Government announces new funding to boost cancer diagnosis
New funding announced by the government today (27 September) will completely overhaul cancer screening, says the UK prime minister, Boris Johnson.
The plan is to replace ageing MRI machines, CT scanners, and breast screening equipment to improve the quality and speed of diagnosis, as well as providing a personal training budget of £1000 for AHPs, including radiographers.
“Too many lives are still being lost to this shattering illness. We can, must, and will do so much more for sufferers and their families. These new scanners will lead to quicker diagnosis, more screenings, and improved care for patients, giving brilliant NHS staff the tools they need to further boost survival rates,” Boris Johnson said.
The government claims this investment of £200m will "ensure 55,000 more people survive cancer each year" and is in addition to the recently announced extra "£33.9 billion every year to be invested in the health service by 2023 to 2024."
Richard Evans, the Society of Radiographers chief executive officer, welcomed the announcement, saying, "Out dated imaging equipment is often less reliable and incapable of delivering the most appropriate scanning techniques to meet the needs of our patients.

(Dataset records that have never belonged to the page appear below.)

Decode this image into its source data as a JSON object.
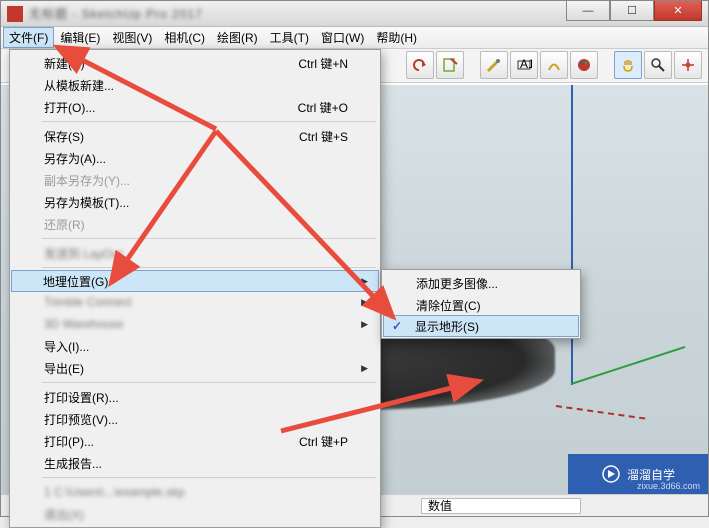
{
  "window": {
    "title": "无标题 - SketchUp Pro 2017"
  },
  "winbtns": {
    "min": "—",
    "max": "☐",
    "close": "✕"
  },
  "menubar": [
    {
      "label": "文件(F)",
      "hot": "F"
    },
    {
      "label": "编辑(E)",
      "hot": "E"
    },
    {
      "label": "视图(V)",
      "hot": "V"
    },
    {
      "label": "相机(C)",
      "hot": "C"
    },
    {
      "label": "绘图(R)",
      "hot": "R"
    },
    {
      "label": "工具(T)",
      "hot": "T"
    },
    {
      "label": "窗口(W)",
      "hot": "W"
    },
    {
      "label": "帮助(H)",
      "hot": "H"
    }
  ],
  "file_menu": {
    "items": [
      {
        "label": "新建(N)",
        "shortcut": "Ctrl 键+N"
      },
      {
        "label": "从模板新建...",
        "shortcut": ""
      },
      {
        "label": "打开(O)...",
        "shortcut": "Ctrl 键+O"
      },
      {
        "sep": true
      },
      {
        "label": "保存(S)",
        "shortcut": "Ctrl 键+S"
      },
      {
        "label": "另存为(A)...",
        "shortcut": ""
      },
      {
        "label": "副本另存为(Y)...",
        "shortcut": "",
        "disabled": true
      },
      {
        "label": "另存为模板(T)...",
        "shortcut": ""
      },
      {
        "label": "还原(R)",
        "shortcut": "",
        "disabled": true
      },
      {
        "sep": true
      },
      {
        "label": "发送到 LayOut",
        "shortcut": "",
        "blur": true
      },
      {
        "sep": true
      },
      {
        "label": "地理位置(G)",
        "shortcut": "",
        "submenu": true,
        "hl": true
      },
      {
        "label": "Trimble Connect",
        "shortcut": "",
        "blur": true,
        "submenu": true
      },
      {
        "label": "3D Warehouse",
        "shortcut": "",
        "blur": true,
        "submenu": true
      },
      {
        "label": "导入(I)...",
        "shortcut": ""
      },
      {
        "label": "导出(E)",
        "shortcut": "",
        "submenu": true
      },
      {
        "sep": true
      },
      {
        "label": "打印设置(R)...",
        "shortcut": ""
      },
      {
        "label": "打印预览(V)...",
        "shortcut": ""
      },
      {
        "label": "打印(P)...",
        "shortcut": "Ctrl 键+P"
      },
      {
        "label": "生成报告...",
        "shortcut": ""
      },
      {
        "sep": true
      },
      {
        "label": "1 C:\\Users\\...\\example.skp",
        "shortcut": "",
        "blur": true
      },
      {
        "label": "退出(X)",
        "shortcut": "",
        "blur": true
      }
    ]
  },
  "submenu": {
    "items": [
      {
        "label": "添加更多图像..."
      },
      {
        "label": "清除位置(C)"
      },
      {
        "label": "显示地形(S)",
        "checked": true,
        "hl": true
      }
    ]
  },
  "statusbar": {
    "value_label": "数值"
  },
  "watermark": {
    "brand": "溜溜自学",
    "domain": "zixue.3d66.com"
  },
  "icons": {
    "orbit": "orbit",
    "pan": "pan",
    "zoom": "zoom",
    "zoomext": "zoom-extents",
    "undo": "undo",
    "redo": "redo",
    "tape": "tape",
    "text": "text",
    "paint": "paint"
  }
}
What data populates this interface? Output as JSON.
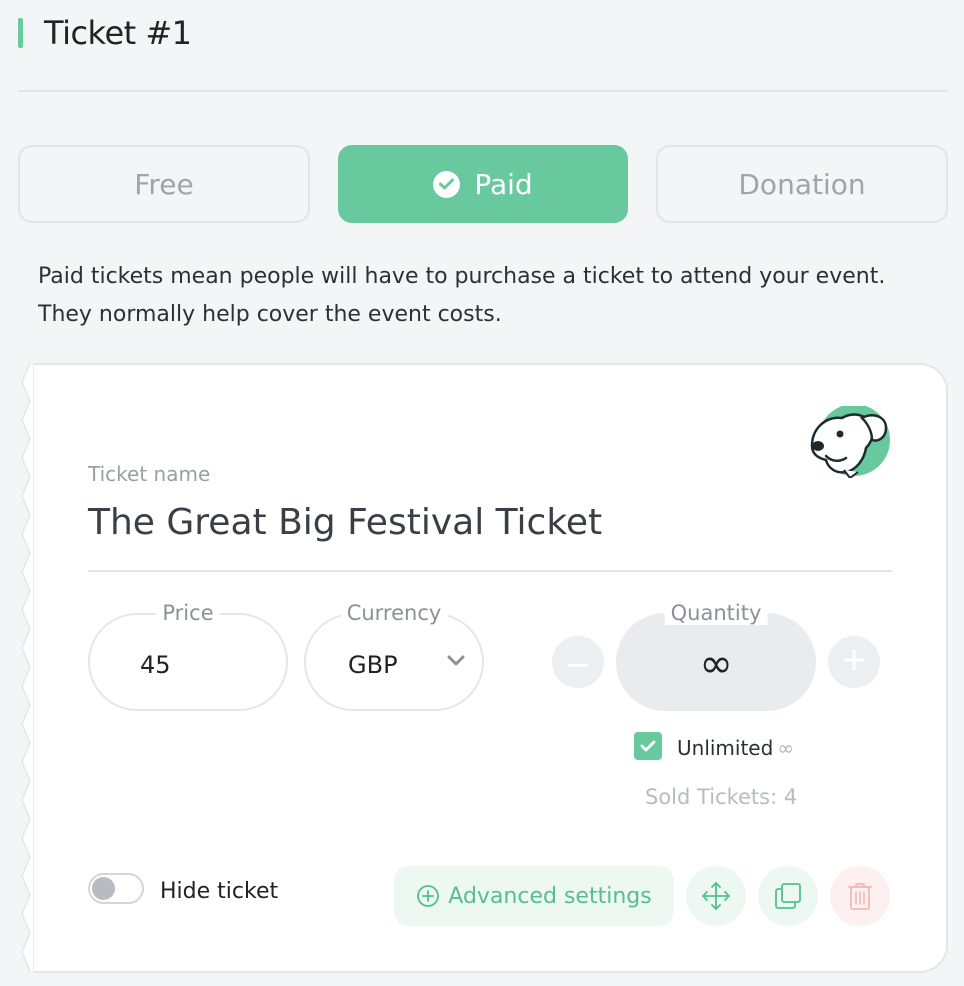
{
  "header": {
    "title": "Ticket #1"
  },
  "ticket_types": {
    "free": "Free",
    "paid": "Paid",
    "donation": "Donation",
    "selected": "Paid"
  },
  "description": {
    "line1": "Paid tickets mean people will have to purchase a ticket to attend your event.",
    "line2": "They normally help cover the event costs."
  },
  "ticket": {
    "name_label": "Ticket name",
    "name": "The Great Big Festival Ticket",
    "price_label": "Price",
    "price": "45",
    "currency_label": "Currency",
    "currency": "GBP",
    "quantity_label": "Quantity",
    "quantity": "∞",
    "unlimited_label": "Unlimited",
    "unlimited_symbol": "∞",
    "unlimited_checked": true,
    "sold_tickets": "Sold Tickets: 4",
    "hide_label": "Hide ticket",
    "hide_enabled": false,
    "advanced_label": "Advanced settings"
  },
  "icons": {
    "selected_check": "check-circle-icon",
    "currency_dropdown": "chevron-down-icon",
    "decrease": "minus-icon",
    "increase": "plus-icon",
    "advanced": "plus-circle-icon",
    "move": "move-icon",
    "duplicate": "copy-icon",
    "delete": "trash-icon",
    "mascot": "dog-mascot-icon"
  },
  "colors": {
    "accent": "#67c99d",
    "accent_light": "#edf8f2",
    "danger_light": "#fdf0f0",
    "danger": "#f2b8b8",
    "background": "#f4f5f7"
  }
}
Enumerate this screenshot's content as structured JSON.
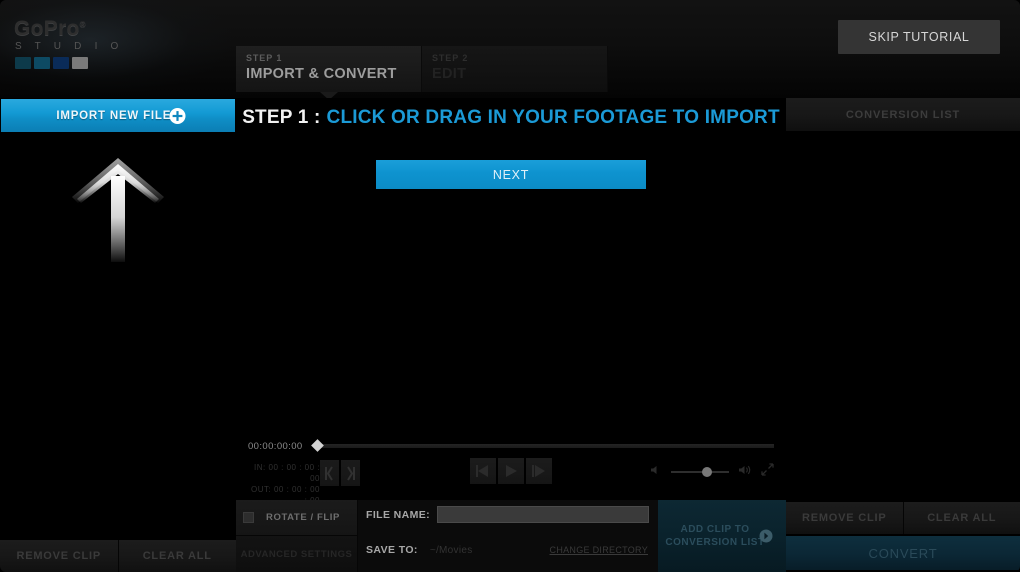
{
  "app": {
    "logo_primary": "GoPro",
    "logo_trademark": "®",
    "logo_secondary": "S T U D I O",
    "swatch_colors": [
      "#0d3a4a",
      "#0d4a63",
      "#0a2b58",
      "#7a7a7a"
    ]
  },
  "header": {
    "skip_tutorial_label": "SKIP TUTORIAL",
    "steps": [
      {
        "num": "STEP 1",
        "name": "IMPORT & CONVERT",
        "active": true
      },
      {
        "num": "STEP 2",
        "name": "EDIT",
        "active": false
      }
    ]
  },
  "left_panel": {
    "import_label": "IMPORT NEW FILES",
    "plus_icon": "plus-circle-icon",
    "arrow_icon": "upload-arrow-icon",
    "remove_clip_label": "REMOVE CLIP",
    "clear_all_label": "CLEAR ALL"
  },
  "center": {
    "tutorial_step_label": "STEP 1 :",
    "tutorial_message": "CLICK OR DRAG IN YOUR FOOTAGE TO IMPORT",
    "next_label": "NEXT",
    "accent_color": "#1b9ad6"
  },
  "player": {
    "timecode": "00:00:00:00",
    "in_label": "IN:",
    "in_value": "00 : 00 : 00 : 00",
    "out_label": "OUT:",
    "out_value": "00 : 00 : 00 : 00",
    "mark_in_icon": "mark-in-bracket-icon",
    "mark_out_icon": "mark-out-bracket-icon",
    "prev_frame_icon": "step-back-icon",
    "play_icon": "play-icon",
    "next_frame_icon": "step-forward-icon",
    "volume_low_icon": "volume-low-icon",
    "volume_high_icon": "volume-high-icon",
    "fullscreen_icon": "fullscreen-icon",
    "volume_percent": 60
  },
  "settings": {
    "rotate_flip_label": "ROTATE / FLIP",
    "rotate_flip_checked": false,
    "advanced_settings_label": "ADVANCED SETTINGS",
    "file_name_label": "FILE NAME:",
    "file_name_value": "",
    "file_name_placeholder": "",
    "save_to_label": "SAVE TO:",
    "save_to_value": "~/Movies",
    "change_directory_label": "CHANGE DIRECTORY",
    "add_clip_line1": "ADD CLIP TO",
    "add_clip_line2": "CONVERSION LIST",
    "add_clip_arrow_icon": "arrow-right-circle-icon"
  },
  "right_panel": {
    "conversion_list_title": "CONVERSION LIST",
    "remove_clip_label": "REMOVE CLIP",
    "clear_all_label": "CLEAR ALL",
    "convert_label": "CONVERT"
  }
}
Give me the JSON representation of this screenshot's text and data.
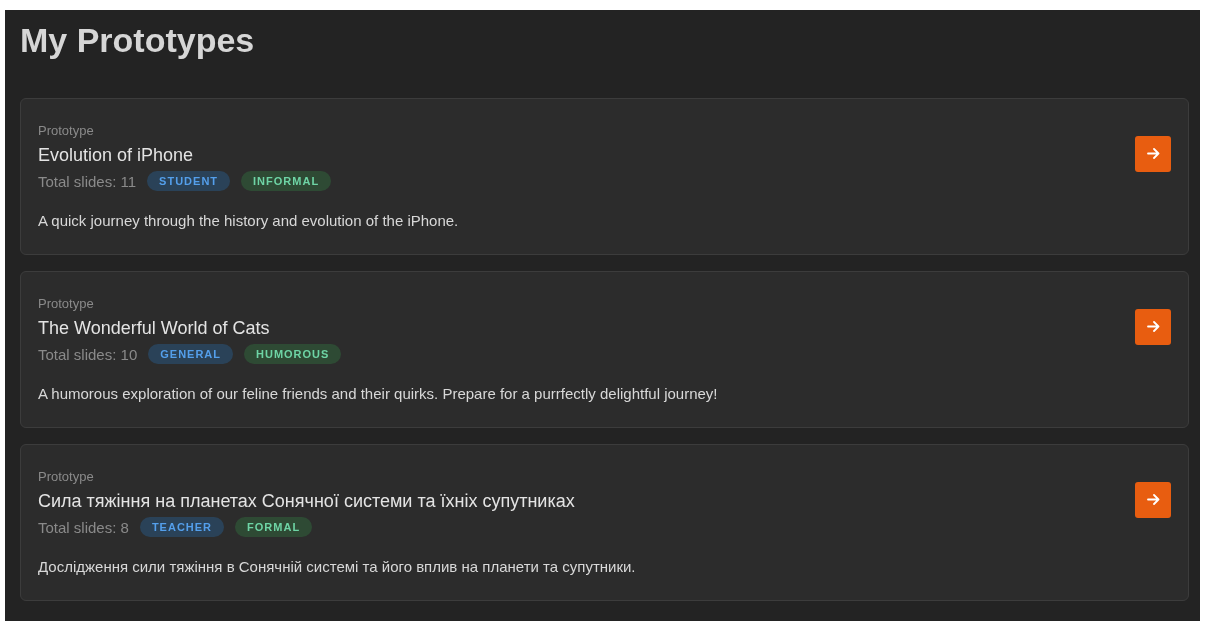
{
  "page": {
    "title": "My Prototypes"
  },
  "prototypes": [
    {
      "label": "Prototype",
      "title": "Evolution of iPhone",
      "slides": "Total slides: 11",
      "tags": [
        {
          "text": "STUDENT",
          "color": "#2a4258"
        },
        {
          "text": "INFORMAL",
          "color": "#2e4a34"
        }
      ],
      "description": "A quick journey through the history and evolution of the iPhone."
    },
    {
      "label": "Prototype",
      "title": "The Wonderful World of Cats",
      "slides": "Total slides: 10",
      "tags": [
        {
          "text": "GENERAL",
          "color": "#2a4258"
        },
        {
          "text": "HUMOROUS",
          "color": "#2e4a34"
        }
      ],
      "description": "A humorous exploration of our feline friends and their quirks. Prepare for a purrfectly delightful journey!"
    },
    {
      "label": "Prototype",
      "title": "Сила тяжіння на планетах Сонячної системи та їхніх супутниках",
      "slides": "Total slides: 8",
      "tags": [
        {
          "text": "TEACHER",
          "color": "#2a4258"
        },
        {
          "text": "FORMAL",
          "color": "#2e4a34"
        }
      ],
      "description": "Дослідження сили тяжіння в Сонячній системі та його вплив на планети та супутники."
    }
  ]
}
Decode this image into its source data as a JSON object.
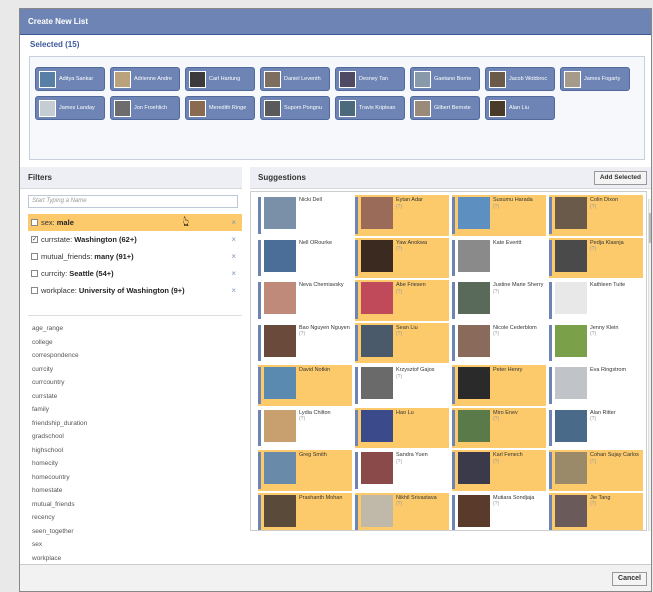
{
  "dialog": {
    "title": "Create New List"
  },
  "selected": {
    "heading": "Selected (15)",
    "chips": [
      {
        "label": "Aditya Sankar",
        "color": "#5a7fa6"
      },
      {
        "label": "Adrienne Andre",
        "color": "#b9a27c"
      },
      {
        "label": "Carl Hartung",
        "color": "#3b3b3b"
      },
      {
        "label": "Daniel Leventh",
        "color": "#7d6e60"
      },
      {
        "label": "Desney Tan",
        "color": "#4e4a63"
      },
      {
        "label": "Gaetano Borrie",
        "color": "#8899aa"
      },
      {
        "label": "Jacob Wobbroc",
        "color": "#6b5a4a"
      },
      {
        "label": "James Fogarty",
        "color": "#a69a8a"
      },
      {
        "label": "James Landay",
        "color": "#c4ccd4"
      },
      {
        "label": "Jon Froehlich",
        "color": "#6d6d6d"
      },
      {
        "label": "Meredith Ringe",
        "color": "#8a6a50"
      },
      {
        "label": "Supom Pongnu",
        "color": "#5a5a5a"
      },
      {
        "label": "Travis Kriplean",
        "color": "#4c6a7c"
      },
      {
        "label": "Gilbert Bernste",
        "color": "#9a8a7a"
      },
      {
        "label": "Alan Liu",
        "color": "#4a3a2a"
      }
    ]
  },
  "filters": {
    "heading": "Filters",
    "input_placeholder": "Start Typing a Name",
    "active": [
      {
        "key": "sex:",
        "value": "male",
        "checked": "",
        "highlight": true
      },
      {
        "key": "currstate:",
        "value": "Washington (62+)",
        "checked": "✓",
        "highlight": false
      },
      {
        "key": "mutual_friends:",
        "value": "many (91+)",
        "checked": "",
        "highlight": false
      },
      {
        "key": "currcity:",
        "value": "Seattle (54+)",
        "checked": "",
        "highlight": false
      },
      {
        "key": "workplace:",
        "value": "University of Washington (9+)",
        "checked": "",
        "highlight": false
      }
    ],
    "remove_glyph": "×",
    "attributes": [
      "age_range",
      "college",
      "correspondence",
      "currcity",
      "currcountry",
      "currstate",
      "family",
      "friendship_duration",
      "gradschool",
      "highschool",
      "homecity",
      "homecountry",
      "homestate",
      "mutual_friends",
      "recency",
      "seen_together",
      "sex",
      "workplace"
    ],
    "less_label": "Less"
  },
  "suggestions": {
    "heading": "Suggestions",
    "add_selected_label": "Add Selected",
    "people": [
      {
        "name": "Nicki Dell",
        "sub": "",
        "selected": false,
        "color": "#7a8fa8"
      },
      {
        "name": "Eytan Adar",
        "sub": "(?)",
        "selected": true,
        "color": "#9b6b5a"
      },
      {
        "name": "Susumu Harada",
        "sub": "(?)",
        "selected": true,
        "color": "#5d8fc0"
      },
      {
        "name": "Colin Dixon",
        "sub": "(?)",
        "selected": true,
        "color": "#6a5a4a"
      },
      {
        "name": "Nell ORourke",
        "sub": "",
        "selected": false,
        "color": "#4b6e99"
      },
      {
        "name": "Yaw Anokwa",
        "sub": "(?)",
        "selected": true,
        "color": "#3a2a20"
      },
      {
        "name": "Kate Everitt",
        "sub": "",
        "selected": false,
        "color": "#8a8a8a"
      },
      {
        "name": "Pedja Klasnja",
        "sub": "(?)",
        "selected": true,
        "color": "#4a4a4a"
      },
      {
        "name": "Neva Cherniavsky",
        "sub": "",
        "selected": false,
        "color": "#c08a7a"
      },
      {
        "name": "Abe Friesen",
        "sub": "(?)",
        "selected": true,
        "color": "#c04a5a"
      },
      {
        "name": "Justine Marie Sherry",
        "sub": "(?)",
        "selected": false,
        "color": "#5a6a5a"
      },
      {
        "name": "Kathleen Tuite",
        "sub": "",
        "selected": false,
        "color": "#e8e8e8"
      },
      {
        "name": "Bao Nguyen Nguyen",
        "sub": "(?)",
        "selected": false,
        "color": "#6a4a3a"
      },
      {
        "name": "Sean Liu",
        "sub": "(?)",
        "selected": true,
        "color": "#4a5a6a"
      },
      {
        "name": "Nicole Cederblom",
        "sub": "(?)",
        "selected": false,
        "color": "#8a6a5a"
      },
      {
        "name": "Jenny Klein",
        "sub": "(?)",
        "selected": false,
        "color": "#7aa04a"
      },
      {
        "name": "David Notkin",
        "sub": "",
        "selected": true,
        "color": "#5a8ab0"
      },
      {
        "name": "Krzysztof Gajos",
        "sub": "(?)",
        "selected": false,
        "color": "#6a6a6a"
      },
      {
        "name": "Peter Henry",
        "sub": "",
        "selected": true,
        "color": "#2a2a2a"
      },
      {
        "name": "Eva Ringstrom",
        "sub": "",
        "selected": false,
        "color": "#c0c4c8"
      },
      {
        "name": "Lydia Chilton",
        "sub": "(?)",
        "selected": false,
        "color": "#c8a070"
      },
      {
        "name": "Hao Lu",
        "sub": "",
        "selected": true,
        "color": "#3a4a8a"
      },
      {
        "name": "Miro Enev",
        "sub": "(?)",
        "selected": true,
        "color": "#5a7a4a"
      },
      {
        "name": "Alan Ritter",
        "sub": "(?)",
        "selected": false,
        "color": "#4a6a8a"
      },
      {
        "name": "Greg Smith",
        "sub": "",
        "selected": true,
        "color": "#6a8aaa"
      },
      {
        "name": "Sandra Yuen",
        "sub": "(?)",
        "selected": false,
        "color": "#8a4a4a"
      },
      {
        "name": "Karl Fenech",
        "sub": "(?)",
        "selected": true,
        "color": "#3a3a4a"
      },
      {
        "name": "Cohan Sujay Carlos",
        "sub": "(?)",
        "selected": true,
        "color": "#9a8a6a"
      },
      {
        "name": "Prashanth Mohan",
        "sub": "",
        "selected": true,
        "color": "#5a4a3a"
      },
      {
        "name": "Nikhil Srivastava",
        "sub": "(?)",
        "selected": true,
        "color": "#c0b8a8"
      },
      {
        "name": "Mutiara Sondjaja",
        "sub": "(?)",
        "selected": false,
        "color": "#5a3a2a"
      },
      {
        "name": "Jie Tang",
        "sub": "(?)",
        "selected": true,
        "color": "#6a5a5a"
      }
    ]
  },
  "footer": {
    "cancel_label": "Cancel"
  }
}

"A report from the Clinical Imaging Board in 2017 showed that almost one third of MRI scanners in use are technically obsolete. We know that an initiative to upgrade equipment resources will make a difference to benefit patients and the radiographers that work hard to provide the imaging examinations. We hope that NHS trusts will be encouraged and funded to plan more appropriately for equipment replacement and upgrading in the future."
The benefits of the new equipment will include:
Commenting on the £1000 personal training budget for each radiographer, Richard Evans said, "This will go some way to encouraging career and skills development and will complement local staff development planning to meet service needs.
"The good news has to be seen in the context of continuing shortage of radiographers and radiologists in the NHS. We will see the full benefit of up to date technology when there are sufficient radiographers to use the equipment to its full potential.”